Chinstraps are the busiest of penguins, always scurrying with a sense of purpose. Just before leaping into the last Zodiac back to the ship I turned for one final look at a wide pathway beaten smooth by a two-way flow of marching penguins. As the Molchanov raised anchor and turned north for the Drake I picked up the book I had been reading about a horrific 36-day Antarctic trek in 1911. In The Worst Journey in the World I found a quote by author Apsley Cherry-Garrard that perfectly described my last and lasting glimpse of Antarctica: "... these little people of the Antarctic world, either like children, or like old men, full of their own importance and late for dinner, in their black tail-coats and white shirt-fronts ..."
For more information, contact: World Expeditions: Tel: 888-464-8735 or 415-989-2212; Fax: 415-989-2112; E-mail:firstname.lastname@example.org; Website:www.worldexpeditions.net.
• Antarctic voyages are not luxury cruises - they are eco-adventure expeditions. The ship's double cabins are comfortable, but the quad accommodations can be cramped, and washrooms and showers are down the hall.
• The Antarctic cruise season runs from November until March. Not uncomfortable, temperatures hover around the freezing point.
• Bring warm winter clothes - layers are preferable. Rubber boots are essential for Zodiac landings; you can bring your own, but they are also available on board. Sneakers and casual, comfortable clothes make perfect garb for onboard life.
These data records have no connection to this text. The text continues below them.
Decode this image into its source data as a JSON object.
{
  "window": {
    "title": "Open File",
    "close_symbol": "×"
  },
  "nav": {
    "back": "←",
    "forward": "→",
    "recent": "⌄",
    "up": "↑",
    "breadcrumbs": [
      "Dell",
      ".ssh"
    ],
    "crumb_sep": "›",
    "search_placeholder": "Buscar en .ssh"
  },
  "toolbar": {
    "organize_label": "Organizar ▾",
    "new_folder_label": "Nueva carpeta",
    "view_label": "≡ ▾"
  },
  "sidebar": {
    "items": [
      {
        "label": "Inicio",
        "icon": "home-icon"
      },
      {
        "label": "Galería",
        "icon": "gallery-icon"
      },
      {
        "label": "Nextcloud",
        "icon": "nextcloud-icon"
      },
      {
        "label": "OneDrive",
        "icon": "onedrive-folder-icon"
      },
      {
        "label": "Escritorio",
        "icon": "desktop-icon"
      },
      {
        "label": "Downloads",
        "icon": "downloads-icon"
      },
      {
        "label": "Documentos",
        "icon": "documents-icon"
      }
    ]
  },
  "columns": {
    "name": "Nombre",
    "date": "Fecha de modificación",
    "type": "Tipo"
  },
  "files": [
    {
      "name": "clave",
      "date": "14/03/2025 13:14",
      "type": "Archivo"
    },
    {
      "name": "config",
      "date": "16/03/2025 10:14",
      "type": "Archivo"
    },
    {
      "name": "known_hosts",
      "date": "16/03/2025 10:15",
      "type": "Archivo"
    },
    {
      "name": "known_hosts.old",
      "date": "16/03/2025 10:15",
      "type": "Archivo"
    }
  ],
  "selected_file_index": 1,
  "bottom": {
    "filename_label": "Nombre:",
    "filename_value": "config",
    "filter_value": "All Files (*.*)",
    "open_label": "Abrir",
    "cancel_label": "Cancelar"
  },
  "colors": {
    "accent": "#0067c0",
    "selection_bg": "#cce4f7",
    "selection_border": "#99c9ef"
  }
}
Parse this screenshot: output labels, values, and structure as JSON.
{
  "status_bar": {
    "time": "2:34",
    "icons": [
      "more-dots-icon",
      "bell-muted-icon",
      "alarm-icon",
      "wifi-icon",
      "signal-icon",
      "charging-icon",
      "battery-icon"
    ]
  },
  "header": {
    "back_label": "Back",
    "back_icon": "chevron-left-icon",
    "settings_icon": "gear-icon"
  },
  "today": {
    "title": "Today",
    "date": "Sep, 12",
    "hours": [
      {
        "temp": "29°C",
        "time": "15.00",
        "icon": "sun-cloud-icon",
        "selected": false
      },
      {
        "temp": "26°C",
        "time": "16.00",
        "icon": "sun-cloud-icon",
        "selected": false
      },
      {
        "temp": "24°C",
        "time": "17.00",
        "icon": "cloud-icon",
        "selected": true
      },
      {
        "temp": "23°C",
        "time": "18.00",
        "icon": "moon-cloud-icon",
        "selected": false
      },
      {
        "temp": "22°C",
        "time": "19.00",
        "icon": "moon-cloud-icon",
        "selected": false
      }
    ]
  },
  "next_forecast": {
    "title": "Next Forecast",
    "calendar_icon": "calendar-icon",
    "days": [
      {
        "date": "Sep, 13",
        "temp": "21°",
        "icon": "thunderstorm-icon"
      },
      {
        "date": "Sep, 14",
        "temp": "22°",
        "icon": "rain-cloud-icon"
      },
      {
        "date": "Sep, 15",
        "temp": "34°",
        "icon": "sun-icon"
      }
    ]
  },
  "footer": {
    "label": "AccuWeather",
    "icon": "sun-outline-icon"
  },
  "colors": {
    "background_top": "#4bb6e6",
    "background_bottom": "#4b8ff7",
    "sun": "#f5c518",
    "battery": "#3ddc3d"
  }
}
• A waterproof bag for camera gear, notebooks and extra clothes is a good idea for shore trips.